“These are resources we cherish and strive to protect for future generations. 

“We are also one of the fastest growing economies in the country. 

“Billions of dollars of investment are flowing to my district, fueled by Georgia’s pro-business policies, low-electricity rates, and access to the Ports of Savannah and Brunswick. 

“To the detriment of my district and the stated goals of this administration, the EPA’s regulatory agenda is poised to choke the prospects for increased prosperity. 

“The recently finalized Particulate Matter—PM2.5—standard will gridlock permitting at new and expanded manufacturing facilities. 

“By placing the standard so close to the natural background level, studies indicate that nearly 80 percent of manufacturing projects would fail to obtain a permit, including the $5.5 billion Hyundai EV battery plant in my district. 

“Luckily, this investment received its permit before the standard was revised. 

“China controls over seventy-five percent of the EV battery supply chain and actions like the PM2.5 standard threaten to tighten their chokehold on battery manufacturing. 

“Meanwhile, the EPA, in its zealous rush to green agenda, has mandated that almost 70 percent of new passenger vehicles sold by 2032 be electric. 

“I am not anti-EV. I believe there is a market for EVs, and we should be building up our entire supply chain, including in Georgia, to reduce reliance on China. 

“However, I am anti-mandate. The EPA’s EV mandate reduces consumer choice, and its efforts to limit new critical mineral refining ties us to China and threatens grid reliability.” 


“While the administration pushes grandiose electrification visions, the EPA seems to have forgotten that electricity does not come from the plug. 

“The illegal Clean Power Plan 2.0 threatens to shutter 16 percent of our reliable, baseload generation that comes from coal-fired power—stranding assets, raising rates, and increasing blackouts. 

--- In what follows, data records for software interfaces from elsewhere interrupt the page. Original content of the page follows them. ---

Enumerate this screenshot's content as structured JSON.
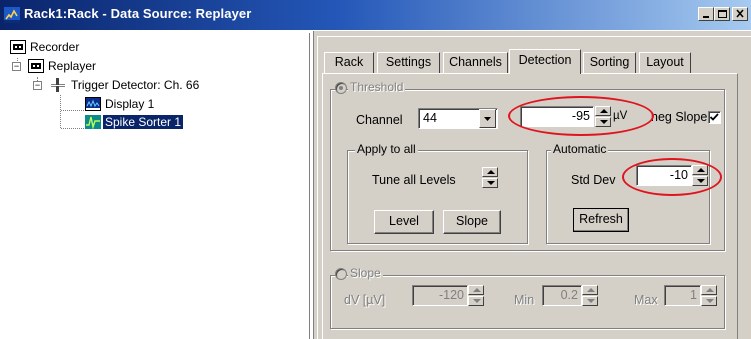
{
  "window": {
    "title": "Rack1:Rack - Data Source: Replayer",
    "icon": "app-icon"
  },
  "tree": {
    "items": [
      {
        "label": "Recorder",
        "icon": "recorder-icon"
      },
      {
        "label": "Replayer",
        "icon": "replayer-icon"
      },
      {
        "label": "Trigger Detector: Ch. 66",
        "icon": "trigger-detector-icon"
      },
      {
        "label": "Display 1",
        "icon": "display-icon"
      },
      {
        "label": "Spike Sorter 1",
        "icon": "spike-sorter-icon",
        "selected": true
      }
    ]
  },
  "tabs": [
    {
      "label": "Rack"
    },
    {
      "label": "Settings"
    },
    {
      "label": "Channels"
    },
    {
      "label": "Detection",
      "active": true
    },
    {
      "label": "Sorting"
    },
    {
      "label": "Layout"
    }
  ],
  "threshold": {
    "title": "Threshold",
    "channel_label": "Channel",
    "channel_value": "44",
    "level_value": "-95",
    "unit": "µV",
    "neg_slope_label": "neg Slope",
    "neg_slope_checked": true
  },
  "apply_all": {
    "title": "Apply to all",
    "tune_label": "Tune all Levels",
    "level_button": "Level",
    "slope_button": "Slope"
  },
  "automatic": {
    "title": "Automatic",
    "std_dev_label": "Std Dev",
    "std_dev_value": "-10",
    "refresh_button": "Refresh"
  },
  "slope": {
    "title": "Slope",
    "dv_label": "dV [µV]",
    "dv_value": "-120",
    "min_label": "Min",
    "min_value": "0.2",
    "max_label": "Max",
    "max_value": "1"
  },
  "colors": {
    "highlight": "#e0141e",
    "titlebar_start": "#0a246a",
    "face": "#d4d0c8"
  }
}
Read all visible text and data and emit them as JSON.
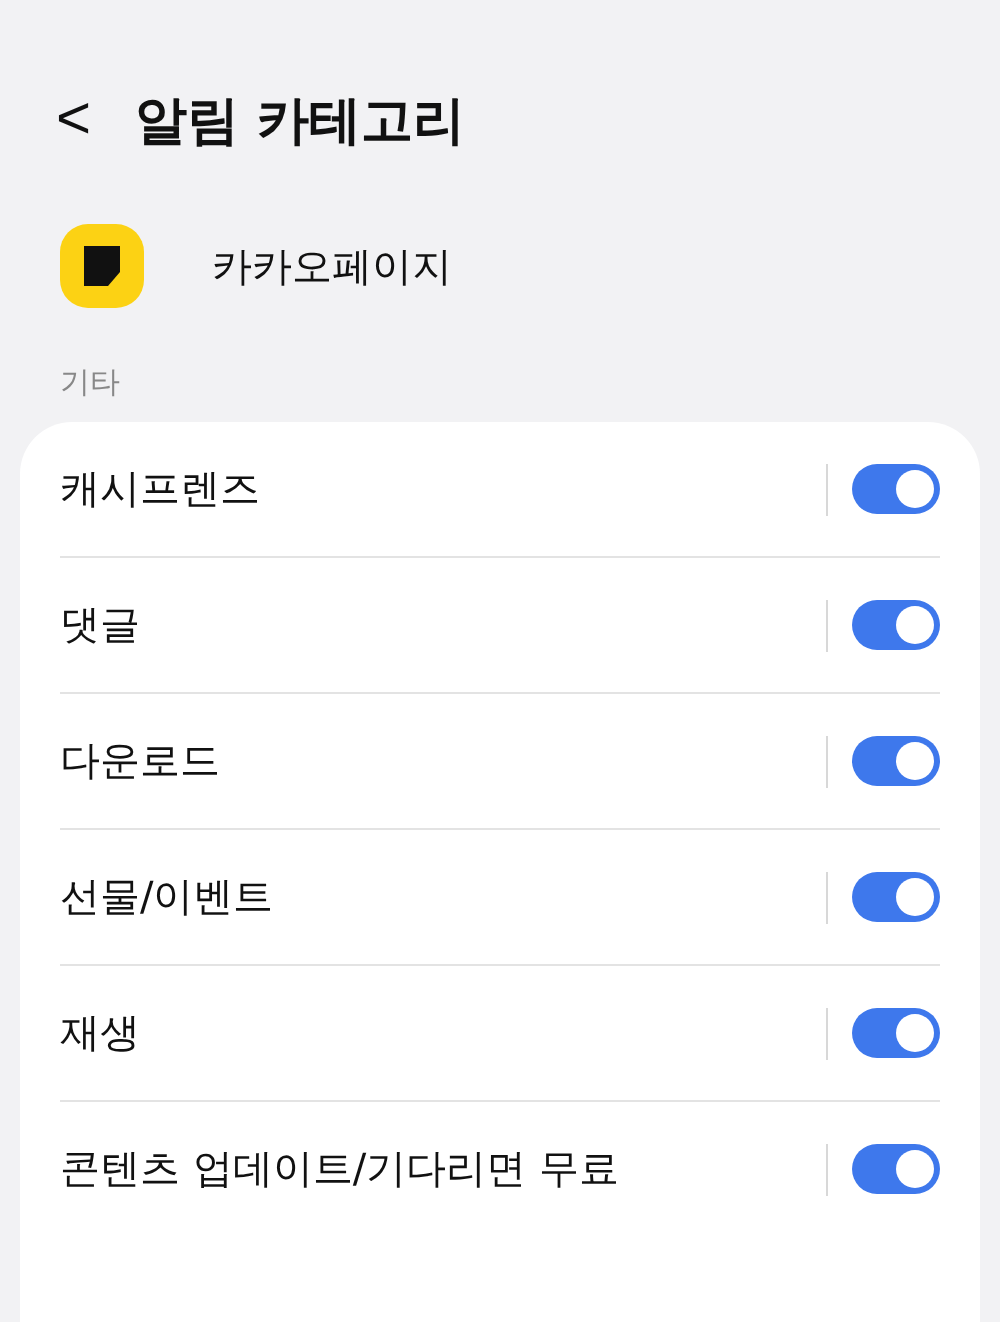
{
  "header": {
    "back": "<",
    "title": "알림 카테고리"
  },
  "app": {
    "name": "카카오페이지"
  },
  "section": {
    "label": "기타"
  },
  "items": [
    {
      "label": "캐시프렌즈",
      "on": true
    },
    {
      "label": "댓글",
      "on": true
    },
    {
      "label": "다운로드",
      "on": true
    },
    {
      "label": "선물/이벤트",
      "on": true
    },
    {
      "label": "재생",
      "on": true
    },
    {
      "label": "콘텐츠 업데이트/기다리면 무료",
      "on": true
    }
  ]
}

“Section 111 of the Clean Air Act requires the 'best system of emission reduction' to be ‘adequately demonstrated.’ 

“By mandating that states require coal-fired plants with a useful life beyond 2039 achieve 90 percent carbon capture by 2032, the EPA overstepped its authority and will land itself back in crosshairs of the Courts. 

“No coal-fired power plant in North America has achieved a 90 percent capture rate. There are no projects to demonstrate this even close to deployment. Guesswork is not a basis for telling states what standards to set. 

“The EPA does not even have a history of timely permitting the injection wells necessary for carbon sequestration. 

“I note, two states EPA has finally allowed to do this have permitted more injection sites in just two years than the EPA has in a decade—not a sign that EPA is serious about relying on this technology.” 


“I am surprised, that since you are a former State regulator, the administration has not more effectively leveraged your experience and relationships with your co-regulators, the States. 

“Unfortunately, a much different relationship has been fostered and it is my view that the agency has drifted far from the statutory principle of cooperative federalism.

“Last year’s Interstate Transport Rule underscores this sad situation.

“In the rule, the EPA denied 21 State Implementation Plans for ozone standards and less than one month later, the agency imposed Federal Implementation Plans on 23 states, nearly half of the country.

“Now, the agency finds itself again in the Supreme Court. Something that could have been avoided if the agency had worked with its co-regulators.

“Today, we will explore these regulatory topics, as well as the agency’s activities with its massive infusion of funding from the IRA.

“It is imperative that Congress conducts robust oversight of the more than $41.5 billion given to EPA in the IRA, including the $31 billion in taxpayer funds the EPA was provided for its green bank and environmental justice block grant programs.”